Task requirements
Restate, word for word, each entry that follows, but skip its pictures.

(Recorded data)
- - - -
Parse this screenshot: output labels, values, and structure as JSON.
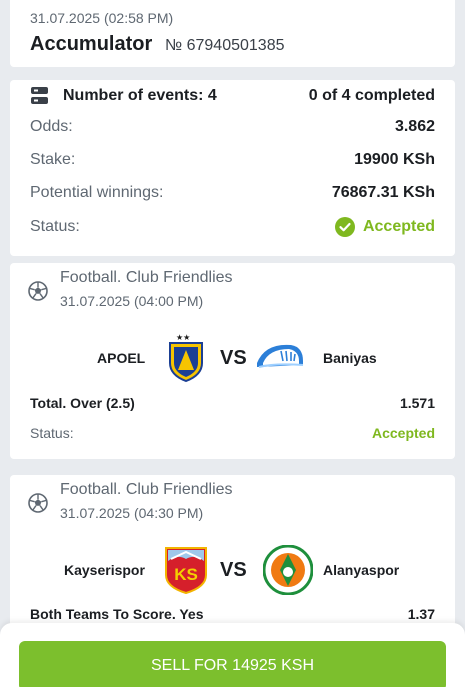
{
  "header": {
    "date": "31.07.2025 (02:58 PM)",
    "title": "Accumulator",
    "bet_number": "№ 67940501385"
  },
  "summary": {
    "events_label": "Number of events: 4",
    "completed": "0 of 4 completed",
    "odds_label": "Odds:",
    "odds_value": "3.862",
    "stake_label": "Stake:",
    "stake_value": "19900 KSh",
    "winnings_label": "Potential winnings:",
    "winnings_value": "76867.31 KSh",
    "status_label": "Status:",
    "status_value": "Accepted"
  },
  "events": [
    {
      "sport": "Football. Club Friendlies",
      "date": "31.07.2025 (04:00 PM)",
      "home": "APOEL",
      "vs": "VS",
      "away": "Baniyas",
      "market": "Total. Over (2.5)",
      "coef": "1.571",
      "status_label": "Status:",
      "status_value": "Accepted"
    },
    {
      "sport": "Football. Club Friendlies",
      "date": "31.07.2025 (04:30 PM)",
      "home": "Kayserispor",
      "vs": "VS",
      "away": "Alanyaspor",
      "market": "Both Teams To Score. Yes",
      "coef": "1.37"
    }
  ],
  "footer": {
    "sell_label": "SELL FOR 14925 KSH"
  },
  "colors": {
    "accent_green": "#7cbf2d",
    "status_green": "#7fb81f",
    "background": "#e8ebef"
  }
}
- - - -
Solution to this exercise
Parse this screenshot: output labels, values, and structure as JSON.
{
  "header": {
    "date": "31.07.2025 (02:58 PM)",
    "title": "Accumulator",
    "bet_number": "№ 67940501385"
  },
  "summary": {
    "events_label": "Number of events: 4",
    "completed": "0 of 4 completed",
    "odds_label": "Odds:",
    "odds_value": "3.862",
    "stake_label": "Stake:",
    "stake_value": "19900 KSh",
    "winnings_label": "Potential winnings:",
    "winnings_value": "76867.31 KSh",
    "status_label": "Status:",
    "status_value": "Accepted"
  },
  "events": [
    {
      "sport": "Football. Club Friendlies",
      "date": "31.07.2025 (04:00 PM)",
      "home": "APOEL",
      "vs": "VS",
      "away": "Baniyas",
      "market": "Total. Over (2.5)",
      "coef": "1.571",
      "status_label": "Status:",
      "status_value": "Accepted"
    },
    {
      "sport": "Football. Club Friendlies",
      "date": "31.07.2025 (04:30 PM)",
      "home": "Kayserispor",
      "vs": "VS",
      "away": "Alanyaspor",
      "market": "Both Teams To Score. Yes",
      "coef": "1.37"
    }
  ],
  "footer": {
    "sell_label": "SELL FOR 14925 KSH"
  },
  "colors": {
    "accent_green": "#7cbf2d",
    "status_green": "#7fb81f",
    "background": "#e8ebef"
  }
}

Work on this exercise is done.